:: What is being asked ::
Pick every line from the data that holds the word "label".

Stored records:
■ ■ ■ ■ ■

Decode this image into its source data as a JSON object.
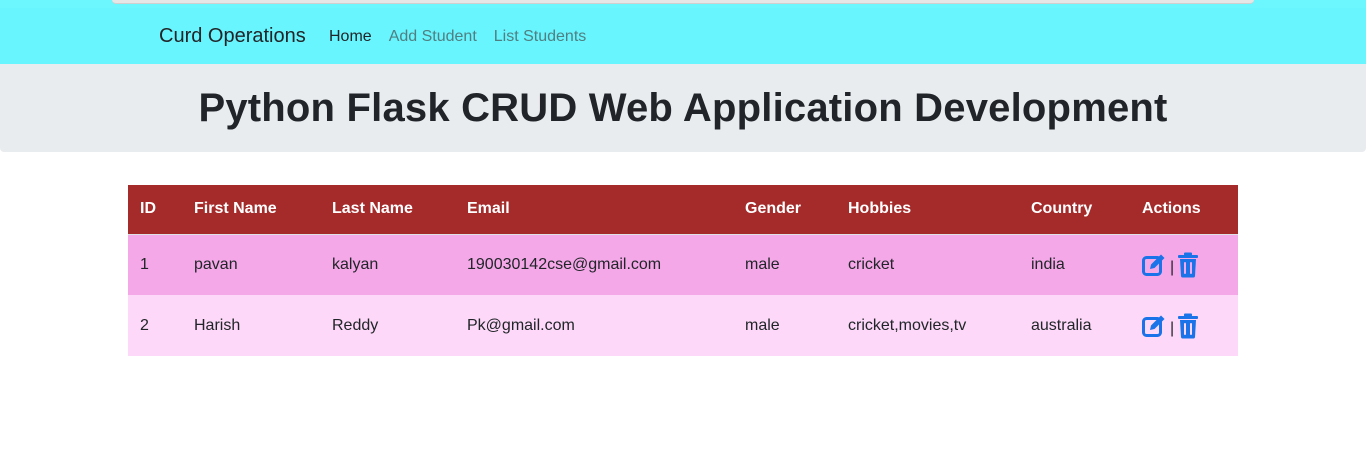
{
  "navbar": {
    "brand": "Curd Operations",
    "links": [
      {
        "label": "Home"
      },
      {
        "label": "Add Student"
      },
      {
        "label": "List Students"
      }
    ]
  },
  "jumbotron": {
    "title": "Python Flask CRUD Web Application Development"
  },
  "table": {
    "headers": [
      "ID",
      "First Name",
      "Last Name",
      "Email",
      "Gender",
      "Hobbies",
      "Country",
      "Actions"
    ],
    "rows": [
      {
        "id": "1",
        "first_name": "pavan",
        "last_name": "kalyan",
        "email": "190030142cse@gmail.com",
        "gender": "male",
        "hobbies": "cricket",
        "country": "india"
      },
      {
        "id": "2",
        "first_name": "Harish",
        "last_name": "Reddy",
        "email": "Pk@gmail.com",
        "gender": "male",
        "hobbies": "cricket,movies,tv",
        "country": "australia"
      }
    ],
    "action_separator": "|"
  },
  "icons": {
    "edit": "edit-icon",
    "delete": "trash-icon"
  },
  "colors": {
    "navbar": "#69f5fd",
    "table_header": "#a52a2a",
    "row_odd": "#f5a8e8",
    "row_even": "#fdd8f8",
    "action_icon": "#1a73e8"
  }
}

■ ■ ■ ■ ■

:: Answer to this task ::
        "label": "Home"
        "label": "Add Student"
        "label": "List Students"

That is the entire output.